i’ve chosen to use eugene peterson’s the message. normally i don’t use this particular version because it’s not a good study resource. however, it reads very smoothly. anyway, today i was reading matthew 7 and a couple of things jumped out at me.

“don’t be flip with the sacred. banter and silliness give no honor to god. don’t reduce holy mysteries to slogans. in trying to be relevant, you’re only being cute and inviting sacrilege.”

“i can see it now – at the final judgment thousands strutting up to me and saying, ‘master, we preached the message, we bashed the demons, our god-sponsored projects had everyone talking.’ and do you know what i am going to say? ‘you missed the boat. all you did was use me to make yourselves important. you don’t impress me one bit. you’re out of here.'”

“if you use my words in bible studies and don’t work them into your life, you are like a stupid carpneter who built his house on a sandy beach.”

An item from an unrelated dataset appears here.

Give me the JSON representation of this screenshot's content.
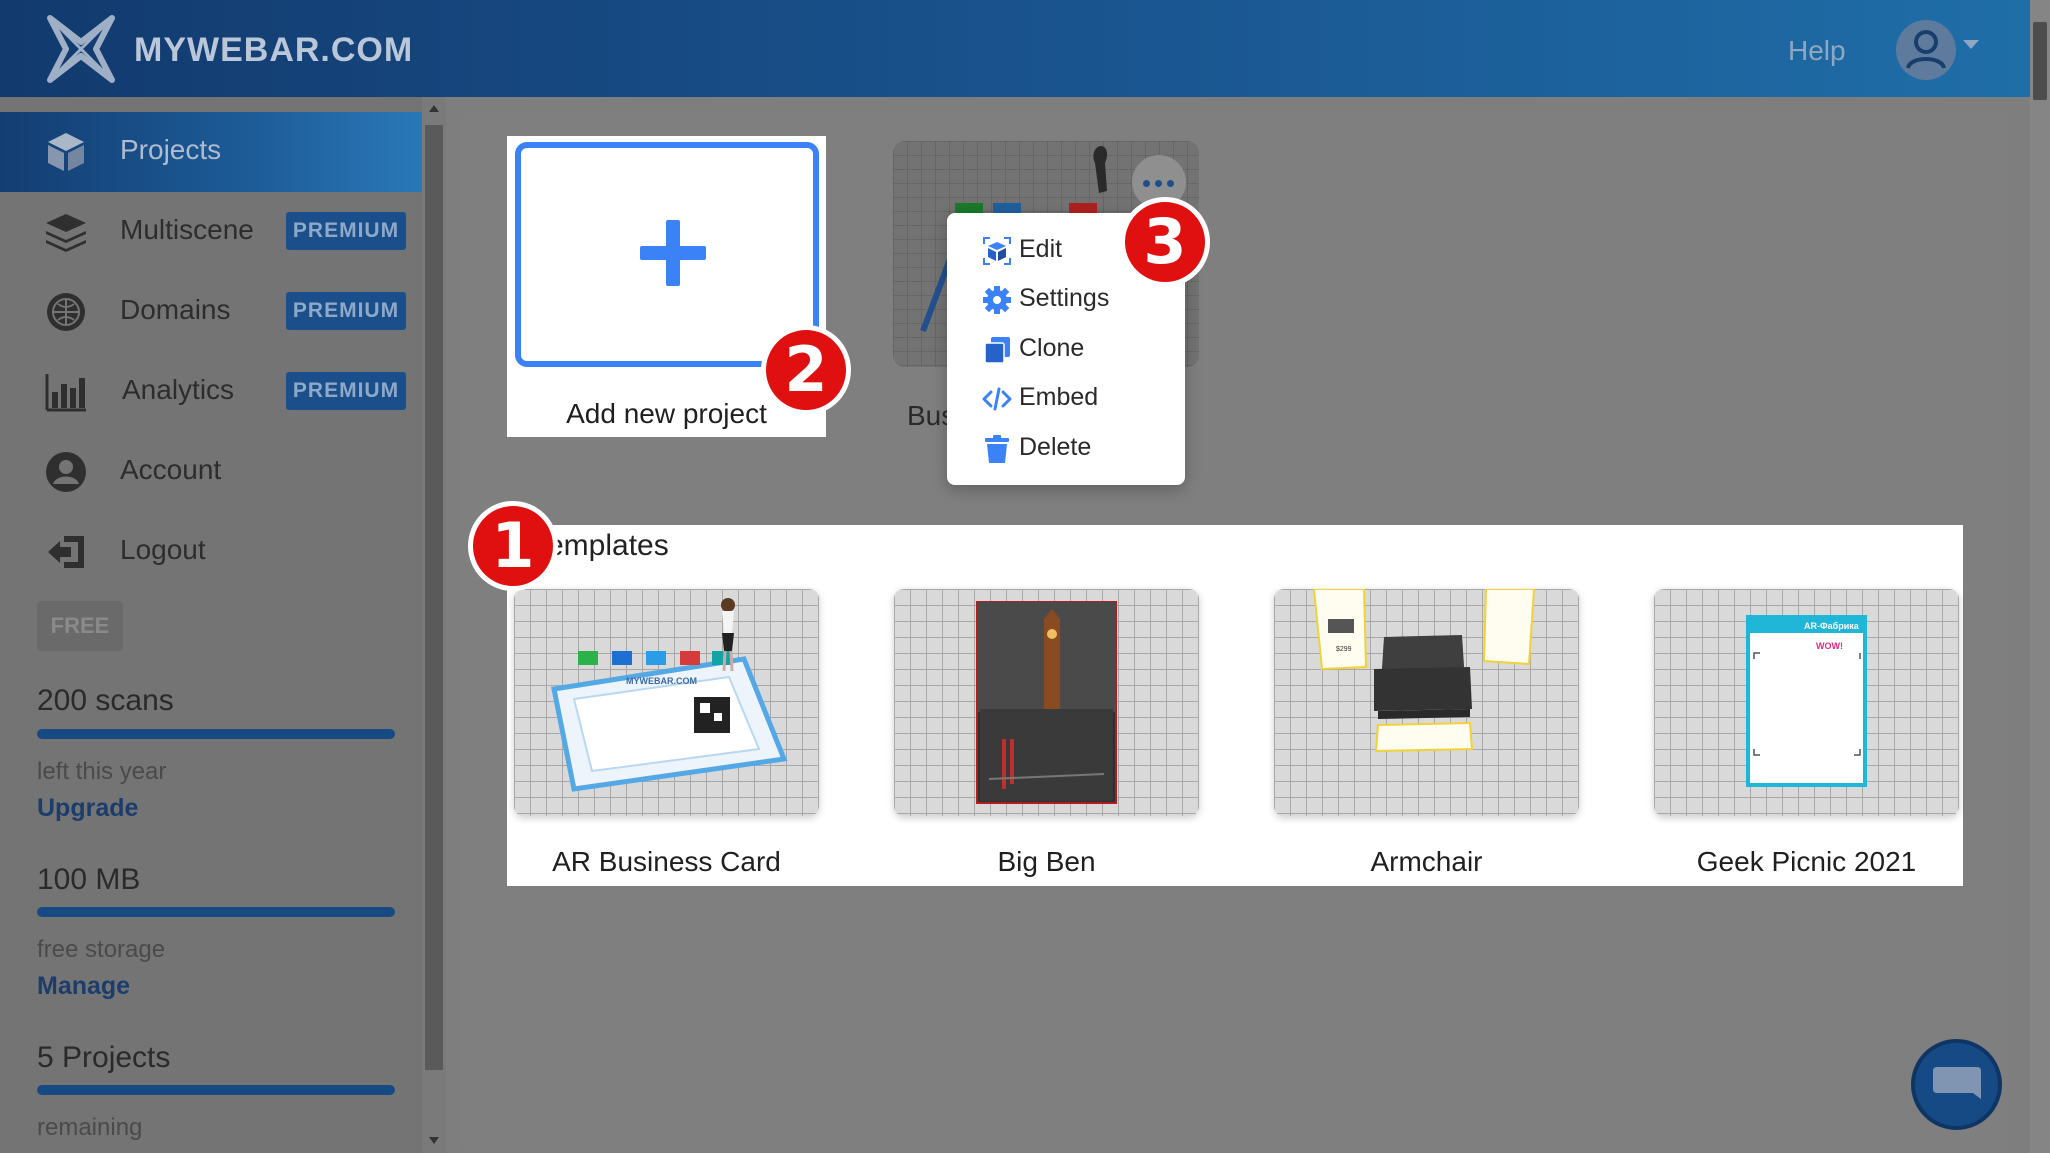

familiar passages retold in an unfamiliar way. the scholar in me winces at the liberty taken with this version of the bible, but somewhere else inside i feel the mystery and awe of the living word from our living god.